DATA:
•••

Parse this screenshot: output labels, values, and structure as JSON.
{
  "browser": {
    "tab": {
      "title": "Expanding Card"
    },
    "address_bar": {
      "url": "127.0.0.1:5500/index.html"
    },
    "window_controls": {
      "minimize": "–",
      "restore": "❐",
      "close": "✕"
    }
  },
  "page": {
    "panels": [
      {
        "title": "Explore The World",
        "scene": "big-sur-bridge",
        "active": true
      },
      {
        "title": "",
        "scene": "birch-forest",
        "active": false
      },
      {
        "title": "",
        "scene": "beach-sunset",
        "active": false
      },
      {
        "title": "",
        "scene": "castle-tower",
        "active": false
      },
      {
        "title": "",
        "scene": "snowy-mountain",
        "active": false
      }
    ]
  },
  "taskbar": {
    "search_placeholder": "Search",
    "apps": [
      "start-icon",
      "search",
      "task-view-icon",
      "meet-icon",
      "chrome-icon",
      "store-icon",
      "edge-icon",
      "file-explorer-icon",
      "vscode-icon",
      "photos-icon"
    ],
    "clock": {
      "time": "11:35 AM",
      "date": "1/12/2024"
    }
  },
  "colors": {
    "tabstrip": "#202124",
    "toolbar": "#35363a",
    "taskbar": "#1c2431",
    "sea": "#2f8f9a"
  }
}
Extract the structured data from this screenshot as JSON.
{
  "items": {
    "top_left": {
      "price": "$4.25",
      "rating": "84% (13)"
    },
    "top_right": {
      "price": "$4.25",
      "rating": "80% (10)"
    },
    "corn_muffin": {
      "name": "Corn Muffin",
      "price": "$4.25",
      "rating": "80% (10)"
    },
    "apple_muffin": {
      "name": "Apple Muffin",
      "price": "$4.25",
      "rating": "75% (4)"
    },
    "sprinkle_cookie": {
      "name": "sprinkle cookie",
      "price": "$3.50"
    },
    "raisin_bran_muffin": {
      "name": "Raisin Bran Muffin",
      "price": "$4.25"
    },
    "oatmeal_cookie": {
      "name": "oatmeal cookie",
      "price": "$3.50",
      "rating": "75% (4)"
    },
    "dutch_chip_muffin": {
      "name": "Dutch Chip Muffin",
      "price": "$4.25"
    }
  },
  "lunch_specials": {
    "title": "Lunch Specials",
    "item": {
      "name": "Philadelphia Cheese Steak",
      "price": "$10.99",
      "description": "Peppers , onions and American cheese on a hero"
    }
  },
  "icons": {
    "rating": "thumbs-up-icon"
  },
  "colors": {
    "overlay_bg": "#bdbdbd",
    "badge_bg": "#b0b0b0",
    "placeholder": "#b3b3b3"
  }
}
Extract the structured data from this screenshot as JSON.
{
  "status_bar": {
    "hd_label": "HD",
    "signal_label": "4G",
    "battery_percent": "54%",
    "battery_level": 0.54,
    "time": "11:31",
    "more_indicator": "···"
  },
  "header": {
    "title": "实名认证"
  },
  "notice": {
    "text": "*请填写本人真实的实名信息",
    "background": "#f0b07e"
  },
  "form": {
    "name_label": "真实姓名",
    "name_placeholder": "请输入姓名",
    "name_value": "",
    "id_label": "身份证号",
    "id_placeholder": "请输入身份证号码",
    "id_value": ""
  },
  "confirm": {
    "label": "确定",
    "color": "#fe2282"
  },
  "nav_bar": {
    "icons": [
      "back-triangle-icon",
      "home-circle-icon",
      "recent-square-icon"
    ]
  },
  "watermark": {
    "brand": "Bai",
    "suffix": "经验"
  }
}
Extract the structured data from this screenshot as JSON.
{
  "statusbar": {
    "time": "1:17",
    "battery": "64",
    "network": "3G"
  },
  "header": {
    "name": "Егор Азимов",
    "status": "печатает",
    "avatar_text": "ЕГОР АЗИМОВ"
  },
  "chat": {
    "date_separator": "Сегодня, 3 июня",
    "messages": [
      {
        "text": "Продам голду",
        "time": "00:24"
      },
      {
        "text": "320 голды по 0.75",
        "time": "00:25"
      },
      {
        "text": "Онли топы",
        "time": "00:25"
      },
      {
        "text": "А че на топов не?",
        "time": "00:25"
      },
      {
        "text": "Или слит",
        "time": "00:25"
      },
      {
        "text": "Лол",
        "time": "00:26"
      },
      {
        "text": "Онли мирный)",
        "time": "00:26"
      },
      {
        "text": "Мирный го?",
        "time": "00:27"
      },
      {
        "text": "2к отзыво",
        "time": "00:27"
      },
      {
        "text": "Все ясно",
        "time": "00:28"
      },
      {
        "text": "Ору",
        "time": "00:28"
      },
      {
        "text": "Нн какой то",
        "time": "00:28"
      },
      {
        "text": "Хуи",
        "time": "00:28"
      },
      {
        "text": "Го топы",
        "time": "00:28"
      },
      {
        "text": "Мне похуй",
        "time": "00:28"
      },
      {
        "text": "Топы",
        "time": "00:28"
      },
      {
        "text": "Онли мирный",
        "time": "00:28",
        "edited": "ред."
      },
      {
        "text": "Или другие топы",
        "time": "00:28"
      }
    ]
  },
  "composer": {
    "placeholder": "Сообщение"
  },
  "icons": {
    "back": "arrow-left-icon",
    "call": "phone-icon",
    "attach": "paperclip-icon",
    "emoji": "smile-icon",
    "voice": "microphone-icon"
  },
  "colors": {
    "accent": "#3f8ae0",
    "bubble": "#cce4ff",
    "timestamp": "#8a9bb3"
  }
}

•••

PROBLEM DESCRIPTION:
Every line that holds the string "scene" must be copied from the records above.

WRITTEN RESPONSE:
        "scene": "big-sur-bridge",
        "scene": "birch-forest",
        "scene": "beach-sunset",
        "scene": "castle-tower",
        "scene": "snowy-mountain",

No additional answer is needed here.